**** RAW DATA ****
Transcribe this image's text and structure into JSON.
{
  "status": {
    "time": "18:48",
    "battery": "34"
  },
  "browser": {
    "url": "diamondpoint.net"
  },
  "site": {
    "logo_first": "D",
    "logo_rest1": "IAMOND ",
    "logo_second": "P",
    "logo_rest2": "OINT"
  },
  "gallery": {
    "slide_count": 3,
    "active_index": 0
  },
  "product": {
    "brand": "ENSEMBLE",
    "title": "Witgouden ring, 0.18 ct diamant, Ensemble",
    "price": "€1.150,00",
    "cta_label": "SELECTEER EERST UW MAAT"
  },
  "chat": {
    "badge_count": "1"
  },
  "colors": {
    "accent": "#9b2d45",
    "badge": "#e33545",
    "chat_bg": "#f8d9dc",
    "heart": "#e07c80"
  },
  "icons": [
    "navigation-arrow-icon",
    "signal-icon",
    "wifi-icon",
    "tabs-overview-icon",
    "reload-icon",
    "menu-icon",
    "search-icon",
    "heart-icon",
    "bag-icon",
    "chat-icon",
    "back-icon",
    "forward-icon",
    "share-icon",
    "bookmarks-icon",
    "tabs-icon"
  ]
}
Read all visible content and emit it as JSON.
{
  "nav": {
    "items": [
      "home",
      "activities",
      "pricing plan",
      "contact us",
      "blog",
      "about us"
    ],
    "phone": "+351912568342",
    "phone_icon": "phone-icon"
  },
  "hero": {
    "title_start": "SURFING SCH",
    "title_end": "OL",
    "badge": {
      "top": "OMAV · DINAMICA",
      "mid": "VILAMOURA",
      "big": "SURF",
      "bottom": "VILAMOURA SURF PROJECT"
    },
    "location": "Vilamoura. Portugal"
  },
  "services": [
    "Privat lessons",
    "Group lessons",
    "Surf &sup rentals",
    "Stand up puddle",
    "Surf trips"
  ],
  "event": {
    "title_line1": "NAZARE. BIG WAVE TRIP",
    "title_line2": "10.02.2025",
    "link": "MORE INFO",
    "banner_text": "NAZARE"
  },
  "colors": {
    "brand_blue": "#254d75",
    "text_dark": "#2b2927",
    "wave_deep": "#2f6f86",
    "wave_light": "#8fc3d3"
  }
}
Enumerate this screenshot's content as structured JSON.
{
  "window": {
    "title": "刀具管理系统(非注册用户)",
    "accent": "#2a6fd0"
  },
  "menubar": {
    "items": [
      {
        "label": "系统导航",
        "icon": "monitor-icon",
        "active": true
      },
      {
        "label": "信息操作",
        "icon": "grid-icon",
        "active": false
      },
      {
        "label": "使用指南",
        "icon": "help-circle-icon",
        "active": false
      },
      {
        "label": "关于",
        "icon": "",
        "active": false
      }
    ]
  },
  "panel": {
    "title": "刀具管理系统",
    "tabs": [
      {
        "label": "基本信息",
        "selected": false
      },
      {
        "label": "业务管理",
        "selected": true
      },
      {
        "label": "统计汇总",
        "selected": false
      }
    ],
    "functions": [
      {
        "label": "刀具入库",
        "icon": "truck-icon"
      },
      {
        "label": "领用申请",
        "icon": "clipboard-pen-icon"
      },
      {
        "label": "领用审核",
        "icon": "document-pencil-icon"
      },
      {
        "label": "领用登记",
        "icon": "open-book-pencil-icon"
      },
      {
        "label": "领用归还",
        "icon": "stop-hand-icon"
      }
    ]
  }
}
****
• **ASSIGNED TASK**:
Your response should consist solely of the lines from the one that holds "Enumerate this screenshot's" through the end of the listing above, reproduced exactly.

• **RESULT**:
Enumerate this screenshot's content as structured JSON.
{
  "window": {
    "title": "刀具管理系统(非注册用户)",
    "accent": "#2a6fd0"
  },
  "menubar": {
    "items": [
      {
        "label": "系统导航",
        "icon": "monitor-icon",
        "active": true
      },
      {
        "label": "信息操作",
        "icon": "grid-icon",
        "active": false
      },
      {
        "label": "使用指南",
        "icon": "help-circle-icon",
        "active": false
      },
      {
        "label": "关于",
        "icon": "",
        "active": false
      }
    ]
  },
  "panel": {
    "title": "刀具管理系统",
    "tabs": [
      {
        "label": "基本信息",
        "selected": false
      },
      {
        "label": "业务管理",
        "selected": true
      },
      {
        "label": "统计汇总",
        "selected": false
      }
    ],
    "functions": [
      {
        "label": "刀具入库",
        "icon": "truck-icon"
      },
      {
        "label": "领用申请",
        "icon": "clipboard-pen-icon"
      },
      {
        "label": "领用审核",
        "icon": "document-pencil-icon"
      },
      {
        "label": "领用登记",
        "icon": "open-book-pencil-icon"
      },
      {
        "label": "领用归还",
        "icon": "stop-hand-icon"
      }
    ]
  }
}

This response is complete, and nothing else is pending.